***** Material provided
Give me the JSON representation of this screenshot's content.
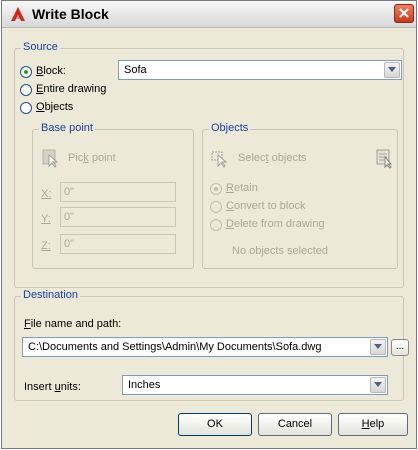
{
  "window": {
    "title": "Write Block",
    "app_icon": "autocad-a-icon",
    "close_icon": "close-x-icon"
  },
  "source": {
    "legend": "Source",
    "block_label_pre": "",
    "block_label_key": "B",
    "block_label_post": "lock:",
    "block_value": "Sofa",
    "entire_pre": "",
    "entire_key": "E",
    "entire_post": "ntire drawing",
    "objects_pre": "",
    "objects_key": "O",
    "objects_post": "bjects",
    "selected": "block"
  },
  "base_point": {
    "legend": "Base point",
    "pick_pre": "Pic",
    "pick_key": "k",
    "pick_post": " point",
    "x_label": "X:",
    "y_label": "Y:",
    "z_label": "Z:",
    "x_value": "0\"",
    "y_value": "0\"",
    "z_value": "0\""
  },
  "objects": {
    "legend": "Objects",
    "select_pre": "Selec",
    "select_key": "t",
    "select_post": " objects",
    "retain_pre": "",
    "retain_key": "R",
    "retain_post": "etain",
    "convert_pre": "",
    "convert_key": "C",
    "convert_post": "onvert to block",
    "delete_pre": "",
    "delete_key": "D",
    "delete_post": "elete from drawing",
    "status": "No objects selected"
  },
  "destination": {
    "legend": "Destination",
    "file_pre": "",
    "file_key": "F",
    "file_post": "ile name and path:",
    "file_value": "C:\\Documents and Settings\\Admin\\My Documents\\Sofa.dwg",
    "browse_label": "...",
    "units_pre": "Insert ",
    "units_key": "u",
    "units_post": "nits:",
    "units_value": "Inches"
  },
  "buttons": {
    "ok": "OK",
    "cancel": "Cancel",
    "help_pre": "",
    "help_key": "H",
    "help_post": "elp"
  },
  "colors": {
    "accent_legend": "#1c3fa6",
    "disabled_text": "#aca899",
    "dialog_bg": "#ece9d8"
  }
}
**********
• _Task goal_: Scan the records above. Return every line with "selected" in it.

• _Response_:
    "selected": "block"
    "status": "No objects selected"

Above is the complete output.